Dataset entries
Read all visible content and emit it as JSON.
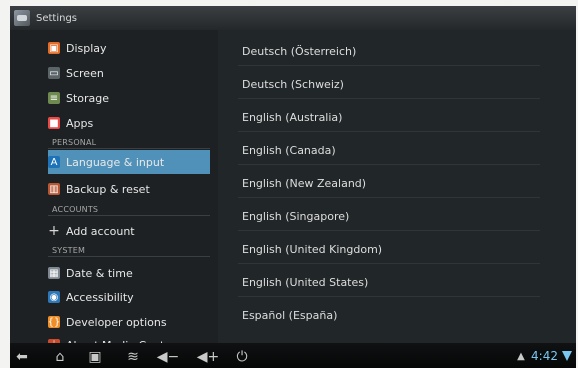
{
  "title": "Settings",
  "left_items": [
    {
      "label": "Display",
      "icon": "display-icon",
      "color": "#e36d28"
    },
    {
      "label": "Screen",
      "icon": "screen-icon",
      "color": "#5b6469"
    },
    {
      "label": "Storage",
      "icon": "storage-icon",
      "color": "#6e8a50"
    },
    {
      "label": "Apps",
      "icon": "apps-icon",
      "color": "#ea4a45"
    },
    {
      "label": "Language & input",
      "icon": "language-icon",
      "color": "#1e72b7"
    },
    {
      "label": "Backup & reset",
      "icon": "backup-reset-icon",
      "color": "#b85634"
    },
    {
      "label": "Add account",
      "icon": "add-icon",
      "color": "#d8d8d8"
    },
    {
      "label": "Date & time",
      "icon": "calendar-icon",
      "color": "#7f8891"
    },
    {
      "label": "Accessibility",
      "icon": "accessibility-icon",
      "color": "#2e78ba"
    },
    {
      "label": "Developer options",
      "icon": "developer-options-icon",
      "color": "#ef8e28"
    },
    {
      "label": "About Media Center",
      "icon": "info-icon",
      "color": "#cc4b2c"
    }
  ],
  "sections": [
    "PERSONAL",
    "ACCOUNTS",
    "SYSTEM"
  ],
  "languages": [
    "Deutsch (Österreich)",
    "Deutsch (Schweiz)",
    "English (Australia)",
    "English (Canada)",
    "English (New Zealand)",
    "English (Singapore)",
    "English (United Kingdom)",
    "English (United States)",
    "Español (España)"
  ],
  "status": {
    "time": "4:42"
  },
  "nav_icons": [
    "back-icon",
    "home-icon",
    "recent-apps-icon",
    "menu-icon",
    "volume-down-icon",
    "volume-up-icon",
    "power-icon"
  ]
}
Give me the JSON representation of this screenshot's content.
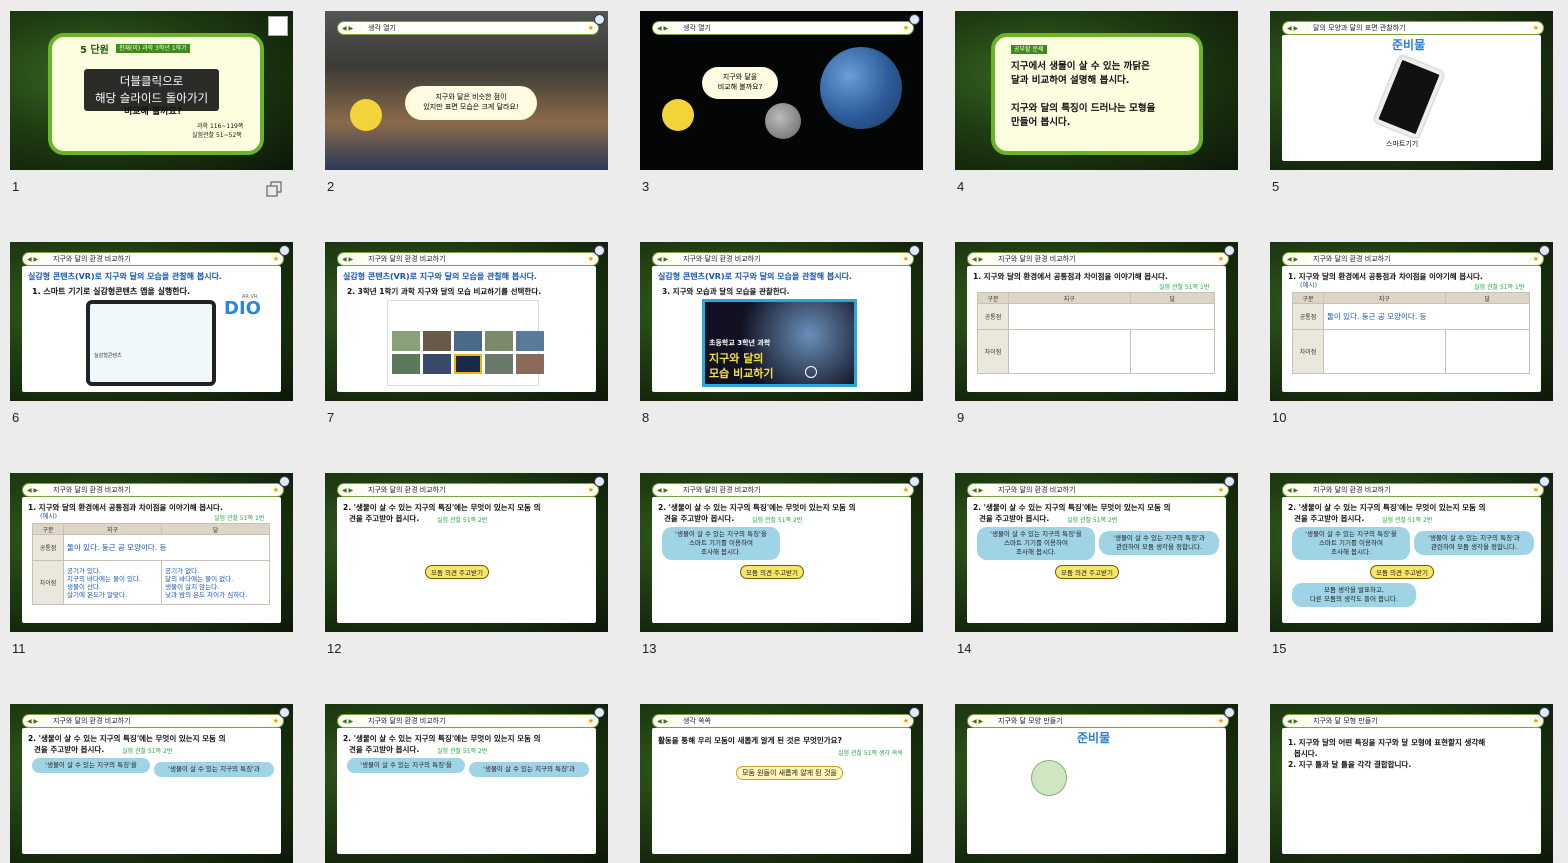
{
  "overlay_text": [
    "더블클릭으로",
    "해당 슬라이드 돌아가기"
  ],
  "slides": [
    {
      "num": "1",
      "unit": "5 단원",
      "tag": "천재(이) 과학 3학년 1학기",
      "q": "비교해 볼까요?",
      "pages": [
        "과학 116~119쪽",
        "실험관찰 51~52쪽"
      ]
    },
    {
      "num": "2",
      "title": "생각 열기",
      "bubble": [
        "지구와 달은 비슷한 점이",
        "있지만 표면 모습은 크게 달라요!"
      ]
    },
    {
      "num": "3",
      "title": "생각 열기",
      "bubble": [
        "지구와 달을",
        "비교해 볼까요?"
      ]
    },
    {
      "num": "4",
      "badge": "공부할 문제",
      "lines": [
        "지구에서 생물이 살 수 있는 까닭은",
        "달과 비교하여 설명해 봅시다.",
        "",
        "지구와 달의 특징이 드러나는 모형을",
        "만들어 봅시다."
      ]
    },
    {
      "num": "5",
      "title": "달의 모양과 달의 표면 관찰하기",
      "heading": "준비물",
      "caption": "스마트기기"
    },
    {
      "num": "6",
      "title": "지구와 달의 환경 비교하기",
      "line1": "실감형 콘텐츠(VR)로 지구와 달의 모습을 관찰해 봅시다.",
      "line2": "1. 스마트 기기로 실감형콘텐츠 앱을 실행한다.",
      "app": "실감형콘텐츠",
      "ar": "AR VR"
    },
    {
      "num": "7",
      "title": "지구와 달의 환경 비교하기",
      "line1": "실감형 콘텐츠(VR)로 지구와 달의 모습을 관찰해 봅시다.",
      "line2": "2. 3학년 1학기 과학 지구와 달의 모습 비교하기를 선택한다."
    },
    {
      "num": "8",
      "title": "지구와 달의 환경 비교하기",
      "line1": "실감형 콘텐츠(VR)로 지구와 달의 모습을 관찰해 봅시다.",
      "line2": "3. 지구와 모습과 달의 모습을 관찰한다.",
      "video": [
        "초등학교 3학년 과학",
        "지구와 달의",
        "모습 비교하기"
      ]
    },
    {
      "num": "9",
      "title": "지구와 달의 환경 비교하기",
      "line1": "1. 지구와 달의 환경에서 공통점과 차이점을 이야기해 봅시다.",
      "ref": "실험 관찰 51쪽 1번",
      "cols": [
        "구분",
        "지구",
        "달"
      ],
      "rows": [
        "공통점",
        "차이점"
      ]
    },
    {
      "num": "10",
      "title": "지구와 달의 환경 비교하기",
      "line1": "1. 지구와 달의 환경에서 공통점과 차이점을 이야기해 봅시다.",
      "ex": "(예시)",
      "ref": "실험 관찰 51쪽 1번",
      "cols": [
        "구분",
        "지구",
        "달"
      ],
      "rows": [
        "공통점",
        "차이점"
      ],
      "common": "둘이 있다. 둥근 공 모양이다. 등"
    },
    {
      "num": "11",
      "title": "지구와 달의 환경 비교하기",
      "line1": "1. 지구와 달의 환경에서 공통점과 차이점을 이야기해 봅시다.",
      "ex": "(예시)",
      "ref": "실험 관찰 51쪽 1번",
      "cols": [
        "구분",
        "지구",
        "달"
      ],
      "rows": [
        "공통점",
        "차이점"
      ],
      "common": "둘이 있다. 둥근 공 모양이다. 등",
      "earth": [
        "공기가 있다.",
        "지구의 바다에는 물이 있다.",
        "생물이 산다.",
        "살기에 온도가 알맞다."
      ],
      "moon": [
        "공기가 없다.",
        "달의 바다에는 물이 없다.",
        "생물이 살지 않는다.",
        "낮과 밤의 온도 차이가 심하다."
      ]
    },
    {
      "num": "12",
      "title": "지구와 달의 환경 비교하기",
      "q1": "2. '생물이 살 수 있는 지구의 특징'에는 무엇이 있는지 모둠 의",
      "q2": "견을 주고받아 봅시다.",
      "ref": "실험 관찰 51쪽 2번",
      "pill": "모둠 의견 주고받기"
    },
    {
      "num": "13",
      "title": "지구와 달의 환경 비교하기",
      "q1": "2. '생물이 살 수 있는 지구의 특징'에는 무엇이 있는지 모둠 의",
      "q2": "견을 주고받아 봅시다.",
      "ref": "실험 관찰 51쪽 2번",
      "pill": "모둠 의견 주고받기",
      "b1": [
        "'생물이 살 수 있는 지구의 특징'을",
        "스마트 기기를 이용하여",
        "조사해 봅시다."
      ]
    },
    {
      "num": "14",
      "title": "지구와 달의 환경 비교하기",
      "q1": "2. '생물이 살 수 있는 지구의 특징'에는 무엇이 있는지 모둠 의",
      "q2": "견을 주고받아 봅시다.",
      "ref": "실험 관찰 51쪽 2번",
      "pill": "모둠 의견 주고받기",
      "b1": [
        "'생물이 살 수 있는 지구의 특징'을",
        "스마트 기기를 이용하여",
        "조사해 봅시다."
      ],
      "b2": [
        "'생물이 살 수 있는 지구의 특징'과",
        "관련하여 모둠 생각을 정합니다."
      ]
    },
    {
      "num": "15",
      "title": "지구와 달의 환경 비교하기",
      "q1": "2. '생물이 살 수 있는 지구의 특징'에는 무엇이 있는지 모둠 의",
      "q2": "견을 주고받아 봅시다.",
      "ref": "실험 관찰 51쪽 2번",
      "pill": "모둠 의견 주고받기",
      "b1": [
        "'생물이 살 수 있는 지구의 특징'을",
        "스마트 기기를 이용하여",
        "조사해 봅시다."
      ],
      "b2": [
        "'생물이 살 수 있는 지구의 특징'과",
        "관련하여 모둠 생각을 정합니다."
      ],
      "b3": [
        "모둠 생각을 발표하고,",
        "다른 모둠의 생각도 들어 봅니다."
      ]
    },
    {
      "num": "16",
      "title": "지구와 달의 환경 비교하기",
      "q1": "2. '생물이 살 수 있는 지구의 특징'에는 무엇이 있는지 모둠 의",
      "q2": "견을 주고받아 봅시다.",
      "ref": "실험 관찰 51쪽 2번",
      "b1": "'생물이 살 수 있는 지구의 특징'을",
      "b2": "'생물이 살 수 있는 지구의 특징'과"
    },
    {
      "num": "17",
      "title": "지구와 달의 환경 비교하기",
      "q1": "2. '생물이 살 수 있는 지구의 특징'에는 무엇이 있는지 모둠 의",
      "q2": "견을 주고받아 봅시다.",
      "ref": "실험 관찰 51쪽 2번",
      "b1": "'생물이 살 수 있는 지구의 특징'을",
      "b2": "'생물이 살 수 있는 지구의 특징'과"
    },
    {
      "num": "18",
      "title": "생각 쏙쏙",
      "q1": "활동을 통해 우리 모둠이 새롭게 알게 된 것은 무엇인가요?",
      "ref": "실험 관찰 51쪽 생각 쏙쏙",
      "bubble": "모둠 원들이 새롭게 알게 된 것을"
    },
    {
      "num": "19",
      "title": "지구와 달 모양 만들기",
      "heading": "준비물"
    },
    {
      "num": "20",
      "title": "지구와 달 모형 만들기",
      "l1": "1. 지구와 달의 어떤 특징을 지구와 달 모형에 표현할지 생각해",
      "l2": "봅시다.",
      "l3": "2. 지구 틀과 달 틀을 각각 결합합니다."
    }
  ]
}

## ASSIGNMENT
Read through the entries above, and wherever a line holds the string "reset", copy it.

## WRITTEN ANSWER
      "label": "Backup & reset",
      "icon": "backup-reset-icon",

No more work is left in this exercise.